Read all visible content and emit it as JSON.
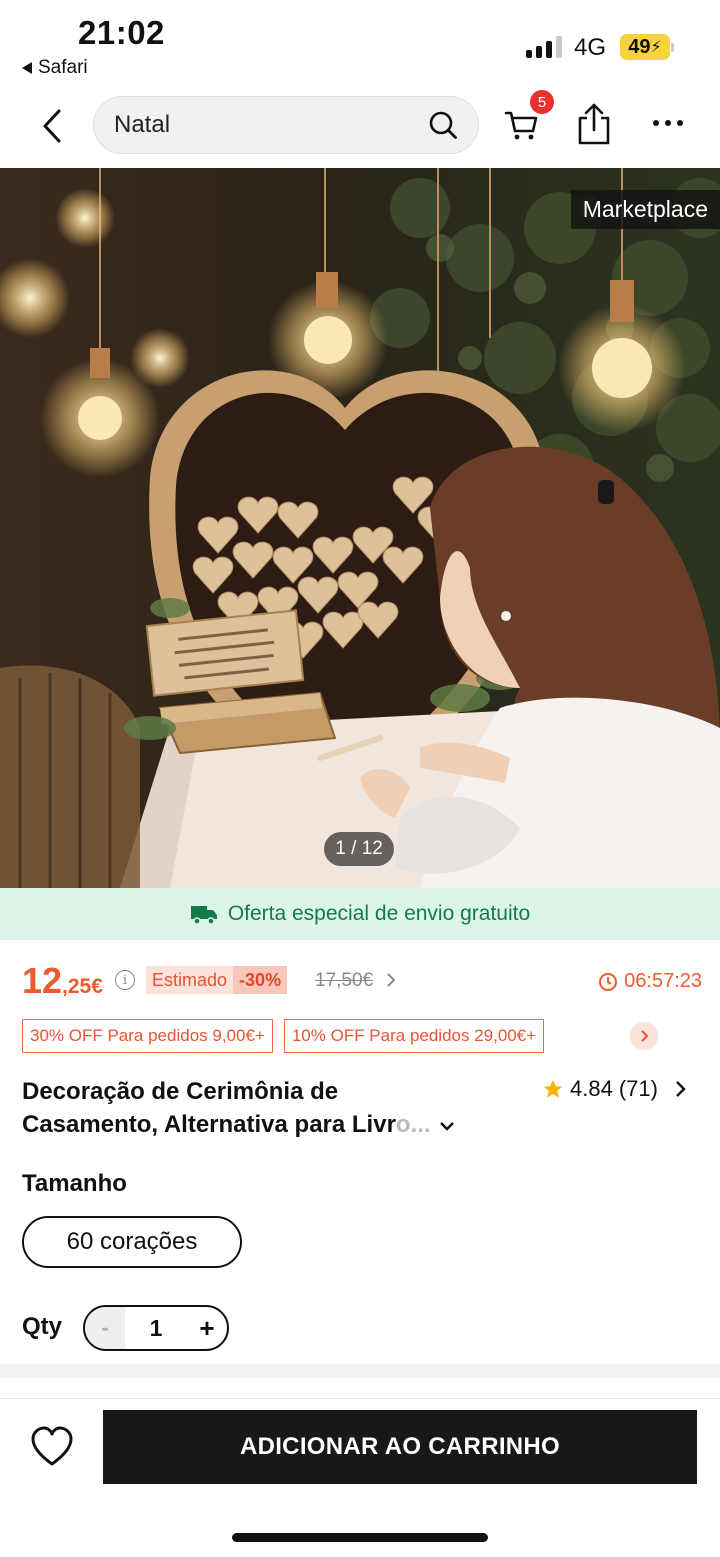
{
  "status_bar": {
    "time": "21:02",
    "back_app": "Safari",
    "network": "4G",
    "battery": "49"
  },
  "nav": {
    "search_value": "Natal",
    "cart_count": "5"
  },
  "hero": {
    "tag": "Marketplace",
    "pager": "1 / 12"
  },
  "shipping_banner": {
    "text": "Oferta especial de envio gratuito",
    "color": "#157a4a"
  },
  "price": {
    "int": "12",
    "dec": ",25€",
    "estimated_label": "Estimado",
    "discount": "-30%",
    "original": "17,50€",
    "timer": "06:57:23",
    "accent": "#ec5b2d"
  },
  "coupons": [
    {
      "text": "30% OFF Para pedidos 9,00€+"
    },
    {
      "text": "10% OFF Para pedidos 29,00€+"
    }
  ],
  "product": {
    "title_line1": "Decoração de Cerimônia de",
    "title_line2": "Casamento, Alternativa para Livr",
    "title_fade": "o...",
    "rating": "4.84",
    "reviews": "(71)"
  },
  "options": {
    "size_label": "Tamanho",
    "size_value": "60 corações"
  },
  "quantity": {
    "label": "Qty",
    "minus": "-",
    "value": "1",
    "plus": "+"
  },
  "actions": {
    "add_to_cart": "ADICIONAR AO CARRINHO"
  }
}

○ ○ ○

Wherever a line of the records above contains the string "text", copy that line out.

    "text": "Oferta especial de envio gratuito",
      "text": "30% OFF Para pedidos 9,00€+"
      "text": "10% OFF Para pedidos 29,00€+"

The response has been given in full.